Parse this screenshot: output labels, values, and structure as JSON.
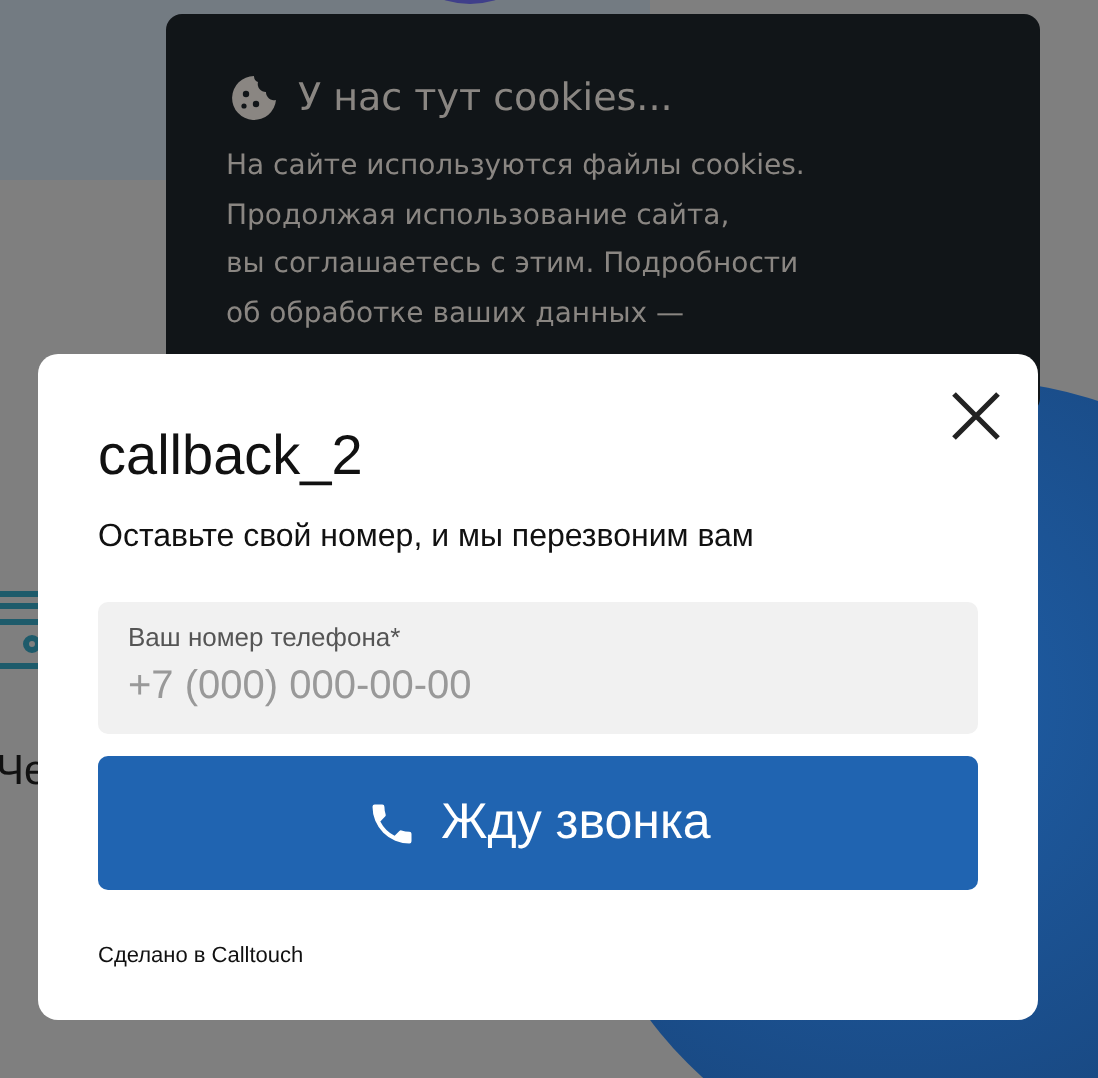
{
  "background": {
    "partial_text": "Че"
  },
  "cookie_notice": {
    "title": "У нас тут cookies...",
    "lines": [
      "На сайте используются файлы cookies.",
      "Продолжая использование сайта,",
      "вы соглашаетесь с этим. Подробности",
      "об обработке ваших данных —"
    ]
  },
  "dialog": {
    "title": "callback_2",
    "subtitle": "Оставьте свой номер, и мы перезвоним вам",
    "phone_field": {
      "label": "Ваш номер телефона*",
      "placeholder": "+7 (000) 000-00-00"
    },
    "button": "Жду звонка",
    "footer": "Сделано в Calltouch"
  }
}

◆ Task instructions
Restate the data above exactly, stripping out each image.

◆ Written response
Parse this screenshot: output labels, values, and structure as JSON.
{
  "background": {
    "partial_text": "Че"
  },
  "cookie_notice": {
    "title": "У нас тут cookies...",
    "lines": [
      "На сайте используются файлы cookies.",
      "Продолжая использование сайта,",
      "вы соглашаетесь с этим. Подробности",
      "об обработке ваших данных —"
    ]
  },
  "dialog": {
    "title": "callback_2",
    "subtitle": "Оставьте свой номер, и мы перезвоним вам",
    "phone_field": {
      "label": "Ваш номер телефона*",
      "placeholder": "+7 (000) 000-00-00"
    },
    "button": "Жду звонка",
    "footer": "Сделано в Calltouch"
  }
}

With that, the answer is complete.